EXERCISE DATA section start

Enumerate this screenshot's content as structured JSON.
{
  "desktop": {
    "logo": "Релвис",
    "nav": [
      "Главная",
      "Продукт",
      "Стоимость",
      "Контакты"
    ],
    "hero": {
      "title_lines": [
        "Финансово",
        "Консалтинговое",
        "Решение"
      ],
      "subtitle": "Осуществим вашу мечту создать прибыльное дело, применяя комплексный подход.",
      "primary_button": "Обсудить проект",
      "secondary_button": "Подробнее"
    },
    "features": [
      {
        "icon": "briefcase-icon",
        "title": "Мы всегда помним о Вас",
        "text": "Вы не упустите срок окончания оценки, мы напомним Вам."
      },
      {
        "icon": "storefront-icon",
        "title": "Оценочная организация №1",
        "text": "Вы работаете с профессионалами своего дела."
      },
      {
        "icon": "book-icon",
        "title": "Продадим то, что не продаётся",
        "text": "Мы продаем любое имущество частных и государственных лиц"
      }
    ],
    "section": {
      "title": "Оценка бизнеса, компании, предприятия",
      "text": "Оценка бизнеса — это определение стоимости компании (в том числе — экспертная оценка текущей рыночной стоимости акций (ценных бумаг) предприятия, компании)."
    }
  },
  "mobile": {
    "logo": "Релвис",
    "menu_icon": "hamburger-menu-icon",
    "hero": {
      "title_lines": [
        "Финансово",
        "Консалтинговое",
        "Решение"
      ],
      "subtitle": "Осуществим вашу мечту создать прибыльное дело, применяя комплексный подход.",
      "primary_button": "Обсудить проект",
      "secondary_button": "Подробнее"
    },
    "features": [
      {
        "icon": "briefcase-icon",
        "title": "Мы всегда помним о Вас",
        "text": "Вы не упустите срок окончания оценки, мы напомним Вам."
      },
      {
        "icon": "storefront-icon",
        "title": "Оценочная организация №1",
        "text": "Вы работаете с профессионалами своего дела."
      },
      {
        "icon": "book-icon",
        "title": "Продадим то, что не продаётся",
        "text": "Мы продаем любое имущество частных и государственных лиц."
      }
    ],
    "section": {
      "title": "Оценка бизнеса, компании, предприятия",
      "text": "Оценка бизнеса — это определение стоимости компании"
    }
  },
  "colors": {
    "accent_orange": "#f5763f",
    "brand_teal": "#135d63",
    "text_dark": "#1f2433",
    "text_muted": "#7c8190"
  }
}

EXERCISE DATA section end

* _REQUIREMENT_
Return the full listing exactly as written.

* _ANSWER BOX_
Enumerate this screenshot's content as structured JSON.
{
  "desktop": {
    "logo": "Релвис",
    "nav": [
      "Главная",
      "Продукт",
      "Стоимость",
      "Контакты"
    ],
    "hero": {
      "title_lines": [
        "Финансово",
        "Консалтинговое",
        "Решение"
      ],
      "subtitle": "Осуществим вашу мечту создать прибыльное дело, применяя комплексный подход.",
      "primary_button": "Обсудить проект",
      "secondary_button": "Подробнее"
    },
    "features": [
      {
        "icon": "briefcase-icon",
        "title": "Мы всегда помним о Вас",
        "text": "Вы не упустите срок окончания оценки, мы напомним Вам."
      },
      {
        "icon": "storefront-icon",
        "title": "Оценочная организация №1",
        "text": "Вы работаете с профессионалами своего дела."
      },
      {
        "icon": "book-icon",
        "title": "Продадим то, что не продаётся",
        "text": "Мы продаем любое имущество частных и государственных лиц"
      }
    ],
    "section": {
      "title": "Оценка бизнеса, компании, предприятия",
      "text": "Оценка бизнеса — это определение стоимости компании (в том числе — экспертная оценка текущей рыночной стоимости акций (ценных бумаг) предприятия, компании)."
    }
  },
  "mobile": {
    "logo": "Релвис",
    "menu_icon": "hamburger-menu-icon",
    "hero": {
      "title_lines": [
        "Финансово",
        "Консалтинговое",
        "Решение"
      ],
      "subtitle": "Осуществим вашу мечту создать прибыльное дело, применяя комплексный подход.",
      "primary_button": "Обсудить проект",
      "secondary_button": "Подробнее"
    },
    "features": [
      {
        "icon": "briefcase-icon",
        "title": "Мы всегда помним о Вас",
        "text": "Вы не упустите срок окончания оценки, мы напомним Вам."
      },
      {
        "icon": "storefront-icon",
        "title": "Оценочная организация №1",
        "text": "Вы работаете с профессионалами своего дела."
      },
      {
        "icon": "book-icon",
        "title": "Продадим то, что не продаётся",
        "text": "Мы продаем любое имущество частных и государственных лиц."
      }
    ],
    "section": {
      "title": "Оценка бизнеса, компании, предприятия",
      "text": "Оценка бизнеса — это определение стоимости компании"
    }
  },
  "colors": {
    "accent_orange": "#f5763f",
    "brand_teal": "#135d63",
    "text_dark": "#1f2433",
    "text_muted": "#7c8190"
  }
}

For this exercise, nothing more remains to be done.